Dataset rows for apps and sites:
• • • •
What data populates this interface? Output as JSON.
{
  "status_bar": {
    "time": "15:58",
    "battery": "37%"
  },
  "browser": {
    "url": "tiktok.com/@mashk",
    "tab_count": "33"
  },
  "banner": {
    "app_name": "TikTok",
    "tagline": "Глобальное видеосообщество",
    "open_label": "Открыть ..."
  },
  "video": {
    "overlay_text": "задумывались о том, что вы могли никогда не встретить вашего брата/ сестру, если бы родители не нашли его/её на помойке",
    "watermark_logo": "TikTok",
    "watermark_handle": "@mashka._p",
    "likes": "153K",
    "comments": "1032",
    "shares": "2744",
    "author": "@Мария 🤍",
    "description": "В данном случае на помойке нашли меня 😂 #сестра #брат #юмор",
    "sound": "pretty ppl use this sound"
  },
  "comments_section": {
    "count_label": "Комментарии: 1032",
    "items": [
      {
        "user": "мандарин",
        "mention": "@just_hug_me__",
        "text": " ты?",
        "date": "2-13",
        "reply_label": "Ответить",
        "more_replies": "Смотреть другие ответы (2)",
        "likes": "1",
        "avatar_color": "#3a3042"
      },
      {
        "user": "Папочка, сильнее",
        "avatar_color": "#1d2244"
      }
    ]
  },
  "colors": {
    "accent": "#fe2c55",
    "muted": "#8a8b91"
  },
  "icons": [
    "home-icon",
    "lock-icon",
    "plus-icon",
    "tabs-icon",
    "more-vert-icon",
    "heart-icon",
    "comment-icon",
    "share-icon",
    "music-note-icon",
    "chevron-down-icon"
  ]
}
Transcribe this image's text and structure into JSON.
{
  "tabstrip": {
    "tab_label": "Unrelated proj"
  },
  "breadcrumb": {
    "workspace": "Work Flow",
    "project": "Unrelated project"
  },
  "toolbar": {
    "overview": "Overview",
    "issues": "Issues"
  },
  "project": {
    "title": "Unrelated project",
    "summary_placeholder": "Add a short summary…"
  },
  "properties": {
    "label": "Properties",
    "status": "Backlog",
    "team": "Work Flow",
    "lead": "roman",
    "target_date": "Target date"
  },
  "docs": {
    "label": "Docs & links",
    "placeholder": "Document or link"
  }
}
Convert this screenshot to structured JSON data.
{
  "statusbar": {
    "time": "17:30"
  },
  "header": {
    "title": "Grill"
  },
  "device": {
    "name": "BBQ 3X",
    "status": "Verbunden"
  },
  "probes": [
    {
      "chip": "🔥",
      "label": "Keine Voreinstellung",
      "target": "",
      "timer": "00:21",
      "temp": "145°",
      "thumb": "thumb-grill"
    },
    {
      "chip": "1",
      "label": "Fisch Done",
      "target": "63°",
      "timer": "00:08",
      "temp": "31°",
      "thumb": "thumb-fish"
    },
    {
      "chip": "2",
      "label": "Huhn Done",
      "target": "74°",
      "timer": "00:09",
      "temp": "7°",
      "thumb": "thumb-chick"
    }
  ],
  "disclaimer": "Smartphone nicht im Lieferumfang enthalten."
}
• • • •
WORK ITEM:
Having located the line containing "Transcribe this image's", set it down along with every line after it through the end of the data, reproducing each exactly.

RESPONSE BELOW:
Transcribe this image's text and structure into JSON.
{
  "tabstrip": {
    "tab_label": "Unrelated proj"
  },
  "breadcrumb": {
    "workspace": "Work Flow",
    "project": "Unrelated project"
  },
  "toolbar": {
    "overview": "Overview",
    "issues": "Issues"
  },
  "project": {
    "title": "Unrelated project",
    "summary_placeholder": "Add a short summary…"
  },
  "properties": {
    "label": "Properties",
    "status": "Backlog",
    "team": "Work Flow",
    "lead": "roman",
    "target_date": "Target date"
  },
  "docs": {
    "label": "Docs & links",
    "placeholder": "Document or link"
  }
}
Convert this screenshot to structured JSON data.
{
  "statusbar": {
    "time": "17:30"
  },
  "header": {
    "title": "Grill"
  },
  "device": {
    "name": "BBQ 3X",
    "status": "Verbunden"
  },
  "probes": [
    {
      "chip": "🔥",
      "label": "Keine Voreinstellung",
      "target": "",
      "timer": "00:21",
      "temp": "145°",
      "thumb": "thumb-grill"
    },
    {
      "chip": "1",
      "label": "Fisch Done",
      "target": "63°",
      "timer": "00:08",
      "temp": "31°",
      "thumb": "thumb-fish"
    },
    {
      "chip": "2",
      "label": "Huhn Done",
      "target": "74°",
      "timer": "00:09",
      "temp": "7°",
      "thumb": "thumb-chick"
    }
  ],
  "disclaimer": "Smartphone nicht im Lieferumfang enthalten."
}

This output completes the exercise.